James E. Hardee, in pro. per.

Thomas C. Lynch, Atty. Gen., Robert R. Granucci, Deputy Atty. Gen., Michael J. Phelan, Deputy Atty. Gen., San Francisco, Cal., for appellee.

Before POPE, CHAMBERS and BARNES, Circuit Judges.


Appellant, a state prisoner proceeding in propria persona and forma pauperis, appeals from the denial of his petition for a writ of habeas corpus. The district court ruled:

"This Court's ruling in Carrizosa v. Wilson, (Judge Zirpoli) No. 43323 (July 23, 1965) [D.C., 244 F. Supp. 120], forecloses further discussion of the [petitioner's] allegation, which is based in fact upon a retrospective application of Escobedo v. [State of] Illinois, 378 U.S. 478 [84 S. Ct. 1758, 12 L. Ed. 2d 977] (1964)." (The right to counsel.)

For two reasons, the judgment of the district court must be, and is, affirmed.

* The district court's conclusion that the Escobedo rule had no retroactive effect was correct. In Johnson et al. v. State of New Jersey, 384 U.S. 719, 86 S. Ct. 1772, 16 L. Ed. 2d 882 (decided June 20, 1966), the Supreme Court said:

"We hold that Escobedo affects only those cases in which the trial began after June 22, 1964, the date of that decision."

Thus, paraphrasing Johnson, we must hold: The conviction assailed here was obtained at a trial completed long before Escobedo was rendered, and the rulings of that case is therefore inapplicable to the present proceeding.


Appellant was charged with two counts of murder. He was represented by the public defender at the preliminary hearing. One witness at the scene of the double shooting testified that she was present with appellant and the two victims, and no one else, in her home where and when the killings occurred. Another eye witness who heard the shots described appellant's flight from the scene. Both were vigorously examined on appellant's behalf. Appellant's written statement was introduced in evidence,1  and appellant was bound over for trial.

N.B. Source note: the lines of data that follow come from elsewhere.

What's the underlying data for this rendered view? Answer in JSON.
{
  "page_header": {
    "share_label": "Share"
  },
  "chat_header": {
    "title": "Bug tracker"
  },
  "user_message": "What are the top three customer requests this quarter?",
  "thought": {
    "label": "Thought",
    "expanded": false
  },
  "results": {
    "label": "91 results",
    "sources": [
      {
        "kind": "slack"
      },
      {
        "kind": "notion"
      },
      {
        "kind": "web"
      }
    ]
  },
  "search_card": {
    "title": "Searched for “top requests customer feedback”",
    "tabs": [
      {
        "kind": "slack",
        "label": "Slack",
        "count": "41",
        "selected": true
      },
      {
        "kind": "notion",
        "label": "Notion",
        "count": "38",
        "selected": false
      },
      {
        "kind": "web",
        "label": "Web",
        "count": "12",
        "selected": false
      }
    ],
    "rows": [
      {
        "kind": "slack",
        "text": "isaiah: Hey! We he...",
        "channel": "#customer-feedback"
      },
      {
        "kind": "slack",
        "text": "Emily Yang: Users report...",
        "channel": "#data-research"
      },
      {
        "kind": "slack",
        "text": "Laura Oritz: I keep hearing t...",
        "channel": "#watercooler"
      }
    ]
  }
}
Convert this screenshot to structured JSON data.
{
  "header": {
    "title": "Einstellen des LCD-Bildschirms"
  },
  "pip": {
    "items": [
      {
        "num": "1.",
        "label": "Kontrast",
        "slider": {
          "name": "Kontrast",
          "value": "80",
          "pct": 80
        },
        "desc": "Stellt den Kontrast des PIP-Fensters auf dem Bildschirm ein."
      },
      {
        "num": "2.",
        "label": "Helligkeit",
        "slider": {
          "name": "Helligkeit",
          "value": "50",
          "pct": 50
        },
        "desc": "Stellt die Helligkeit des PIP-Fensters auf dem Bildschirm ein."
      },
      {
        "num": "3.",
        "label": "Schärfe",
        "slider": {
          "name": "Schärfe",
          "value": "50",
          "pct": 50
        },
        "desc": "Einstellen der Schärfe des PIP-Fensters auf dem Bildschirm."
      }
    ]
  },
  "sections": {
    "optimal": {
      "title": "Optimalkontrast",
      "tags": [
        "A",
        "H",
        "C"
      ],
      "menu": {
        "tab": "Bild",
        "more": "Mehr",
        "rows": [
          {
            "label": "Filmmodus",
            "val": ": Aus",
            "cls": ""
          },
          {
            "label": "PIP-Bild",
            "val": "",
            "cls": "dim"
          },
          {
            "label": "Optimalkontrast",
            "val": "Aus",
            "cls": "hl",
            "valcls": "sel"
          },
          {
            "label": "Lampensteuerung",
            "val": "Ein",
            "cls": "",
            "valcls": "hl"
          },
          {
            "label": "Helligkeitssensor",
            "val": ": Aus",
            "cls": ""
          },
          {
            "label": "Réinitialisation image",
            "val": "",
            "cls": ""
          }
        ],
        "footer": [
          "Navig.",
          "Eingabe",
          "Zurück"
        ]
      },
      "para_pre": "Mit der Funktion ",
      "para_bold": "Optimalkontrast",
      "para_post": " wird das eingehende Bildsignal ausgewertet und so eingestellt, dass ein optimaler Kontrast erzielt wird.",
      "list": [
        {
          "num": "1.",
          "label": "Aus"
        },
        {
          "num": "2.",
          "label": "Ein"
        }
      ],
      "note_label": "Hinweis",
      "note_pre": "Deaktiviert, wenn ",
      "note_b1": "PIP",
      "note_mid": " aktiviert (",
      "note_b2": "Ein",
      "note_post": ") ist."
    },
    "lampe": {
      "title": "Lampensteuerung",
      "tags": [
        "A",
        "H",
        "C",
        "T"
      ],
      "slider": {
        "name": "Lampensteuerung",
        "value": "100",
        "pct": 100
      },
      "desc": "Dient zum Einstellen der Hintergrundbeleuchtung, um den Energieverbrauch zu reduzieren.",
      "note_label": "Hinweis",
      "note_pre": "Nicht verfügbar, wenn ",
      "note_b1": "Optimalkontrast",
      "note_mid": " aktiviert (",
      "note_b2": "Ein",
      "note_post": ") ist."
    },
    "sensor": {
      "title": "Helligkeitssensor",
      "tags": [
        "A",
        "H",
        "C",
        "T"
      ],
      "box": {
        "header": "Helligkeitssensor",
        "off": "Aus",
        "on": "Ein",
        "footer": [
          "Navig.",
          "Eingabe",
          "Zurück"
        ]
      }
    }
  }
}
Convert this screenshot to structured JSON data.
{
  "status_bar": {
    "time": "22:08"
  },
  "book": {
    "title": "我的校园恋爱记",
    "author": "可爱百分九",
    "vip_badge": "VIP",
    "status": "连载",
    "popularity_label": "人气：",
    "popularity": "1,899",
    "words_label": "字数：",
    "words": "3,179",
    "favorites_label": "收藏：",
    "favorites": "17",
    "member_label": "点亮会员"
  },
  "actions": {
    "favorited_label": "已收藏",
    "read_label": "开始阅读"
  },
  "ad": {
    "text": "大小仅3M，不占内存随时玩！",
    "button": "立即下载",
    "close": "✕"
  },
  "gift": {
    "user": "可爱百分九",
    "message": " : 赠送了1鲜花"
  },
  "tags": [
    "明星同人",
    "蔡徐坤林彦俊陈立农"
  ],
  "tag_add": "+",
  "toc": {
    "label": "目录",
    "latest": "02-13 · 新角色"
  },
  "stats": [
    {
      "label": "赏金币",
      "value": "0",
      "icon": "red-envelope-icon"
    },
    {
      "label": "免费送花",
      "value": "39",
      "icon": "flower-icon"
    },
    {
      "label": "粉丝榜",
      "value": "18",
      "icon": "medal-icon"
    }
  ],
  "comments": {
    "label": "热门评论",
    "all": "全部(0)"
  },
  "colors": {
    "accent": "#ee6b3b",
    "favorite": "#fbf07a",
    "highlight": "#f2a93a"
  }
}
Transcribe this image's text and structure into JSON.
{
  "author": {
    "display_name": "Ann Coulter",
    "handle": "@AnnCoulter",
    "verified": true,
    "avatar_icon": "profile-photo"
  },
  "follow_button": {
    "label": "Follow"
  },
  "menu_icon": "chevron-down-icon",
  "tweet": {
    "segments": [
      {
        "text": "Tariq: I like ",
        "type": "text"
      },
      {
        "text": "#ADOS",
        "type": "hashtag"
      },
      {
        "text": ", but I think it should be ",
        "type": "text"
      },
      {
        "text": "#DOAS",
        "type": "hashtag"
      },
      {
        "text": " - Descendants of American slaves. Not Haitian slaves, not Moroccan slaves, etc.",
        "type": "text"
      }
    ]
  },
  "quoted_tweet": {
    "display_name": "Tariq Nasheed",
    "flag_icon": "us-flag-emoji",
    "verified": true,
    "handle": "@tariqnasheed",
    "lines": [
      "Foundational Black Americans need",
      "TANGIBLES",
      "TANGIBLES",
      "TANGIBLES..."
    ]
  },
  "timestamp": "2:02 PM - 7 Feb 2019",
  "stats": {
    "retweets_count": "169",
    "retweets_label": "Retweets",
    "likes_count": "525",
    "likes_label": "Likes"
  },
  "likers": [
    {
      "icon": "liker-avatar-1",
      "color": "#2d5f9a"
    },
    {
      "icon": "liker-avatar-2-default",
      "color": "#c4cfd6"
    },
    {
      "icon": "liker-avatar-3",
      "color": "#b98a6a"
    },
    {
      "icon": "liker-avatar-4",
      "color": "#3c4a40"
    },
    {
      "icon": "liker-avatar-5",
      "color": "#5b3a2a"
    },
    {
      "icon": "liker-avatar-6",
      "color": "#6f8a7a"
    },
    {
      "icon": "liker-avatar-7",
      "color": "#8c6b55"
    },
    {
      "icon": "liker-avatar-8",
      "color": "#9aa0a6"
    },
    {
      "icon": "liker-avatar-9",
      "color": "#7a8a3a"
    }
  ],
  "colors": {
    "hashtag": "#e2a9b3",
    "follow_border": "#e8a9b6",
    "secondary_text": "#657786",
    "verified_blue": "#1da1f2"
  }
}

At the time of the trial, appellant, represented by private counsel of his choice, pleaded guilty. Thus, because of his plea of guilty made when represented by counsel, the appellant stands convicted, not because of a confession or statement, but by reason of his plea alone. This forecloses any collateral attack. Wallace v. Heinze, 351 F.2d 39 (9th Cir. 1965); Thomas v. United States, 290 F.2d 696-697 (9th Cir. 1961).



Appellant freely admitted the shootings. The last sentence in his statement reads: "I can't understand why [you ask for] all the details when I've told you I'm guilty."